The project will hopefully begin breaking ground next Christmas, Tuttle said; but before then, her company must apply for multiple cultural facilities grants.
The community must recognize the need for a facility like this, especially due to its projected location being on a main arterial road to both sides of the city, thus helping to connect both sides of town with equal opportunity, Tuttle said.
“Everybody experiences art,” she said. “But not everybody attains the highest level of that expression, where it is worked and it is crafted. It is labor debt to achieve the best that can be achieved within your ability.”
The ballet has been described as one of the most beautiful of all time.
“If you have a question of whether the arts mean anything, go see ‘Swan Lake,’” Tuttle said. “You will see that the arts mean a lot. They say a lot. They are a part of human expression that is indescribable. All you can do is see it.”
Contact Loren at email@example.com. Follow her on Twitter @LorenMiranda13.
Loren Miranda is a second-year journalism major and a staff writer for the Avenue. She is also a copy editor for Rowdy Magazine.

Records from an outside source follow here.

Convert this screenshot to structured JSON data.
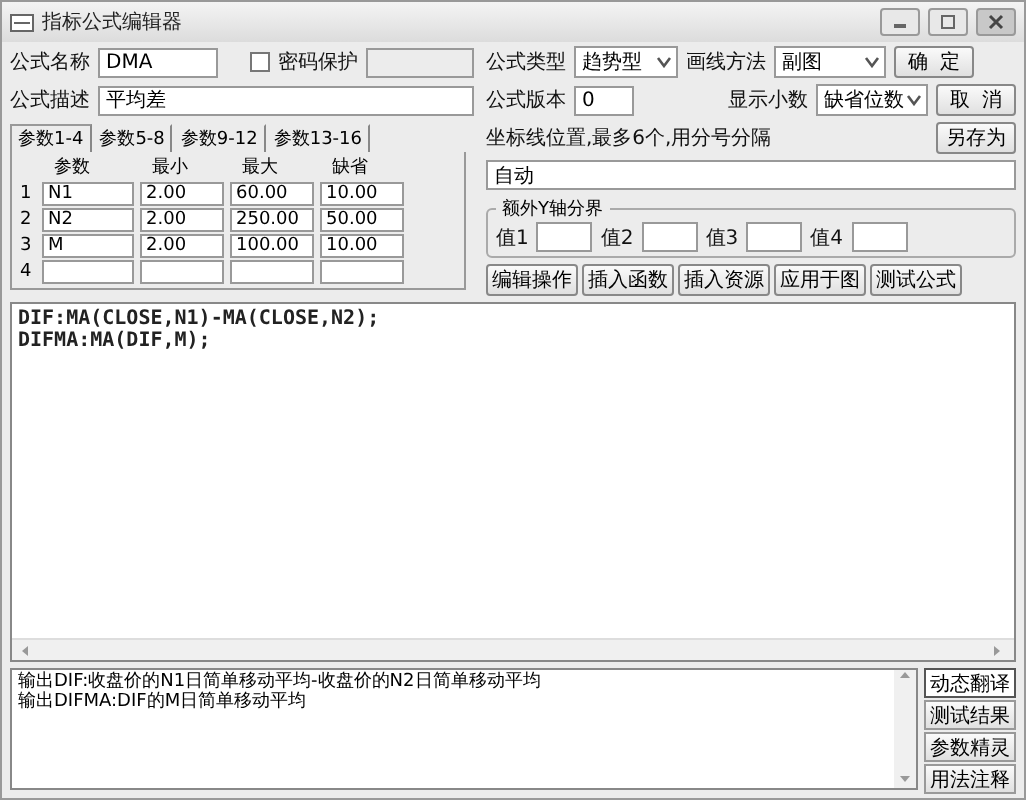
{
  "window": {
    "title": "指标公式编辑器"
  },
  "formula": {
    "name_label": "公式名称",
    "name": "DMA",
    "password": {
      "label": "密码保护",
      "checked": false
    },
    "description_label": "公式描述",
    "description": "平均差",
    "type_label": "公式类型",
    "type": "趋势型",
    "draw_label": "画线方法",
    "draw": "副图",
    "version_label": "公式版本",
    "version": "0",
    "decimals_label": "显示小数",
    "decimals": "缺省位数"
  },
  "actions": [
    "确  定",
    "取  消"
  ],
  "save_as": "另存为",
  "param_tabs": [
    {
      "label": "参数1-4",
      "selected": true
    },
    {
      "label": "参数5-8",
      "selected": false
    },
    {
      "label": "参数9-12",
      "selected": false
    },
    {
      "label": "参数13-16",
      "selected": false
    }
  ],
  "params": {
    "columns": [
      "参数",
      "最小",
      "最大",
      "缺省"
    ],
    "rows": [
      {
        "index": "1",
        "cells": [
          "N1",
          "2.00",
          "60.00",
          "10.00"
        ]
      },
      {
        "index": "2",
        "cells": [
          "N2",
          "2.00",
          "250.00",
          "50.00"
        ]
      },
      {
        "index": "3",
        "cells": [
          "M",
          "2.00",
          "100.00",
          "10.00"
        ]
      },
      {
        "index": "4"
      }
    ]
  },
  "axis": {
    "label": "坐标线位置,最多6个,用分号分隔",
    "value": "自动"
  },
  "y_bounds": {
    "title": "额外Y轴分界",
    "fields": [
      {
        "label": "值1"
      },
      {
        "label": "值2"
      },
      {
        "label": "值3"
      },
      {
        "label": "值4"
      }
    ]
  },
  "tools": [
    "编辑操作",
    "插入函数",
    "插入资源",
    "应用于图",
    "测试公式"
  ],
  "code": [
    "DIF:MA(CLOSE,N1)-MA(CLOSE,N2);",
    "DIFMA:MA(DIF,M);"
  ],
  "notes": [
    "输出DIF:收盘价的N1日简单移动平均-收盘价的N2日简单移动平均",
    "输出DIFMA:DIF的M日简单移动平均"
  ],
  "side_buttons": [
    {
      "label": "动态翻译",
      "selected": true
    },
    {
      "label": "测试结果",
      "selected": false
    },
    {
      "label": "参数精灵",
      "selected": false
    },
    {
      "label": "用法注释",
      "selected": false
    }
  ]
}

When she's not writing, she enjoys watching either critically acclaimed films or cheesy reality TV, no in-betweens.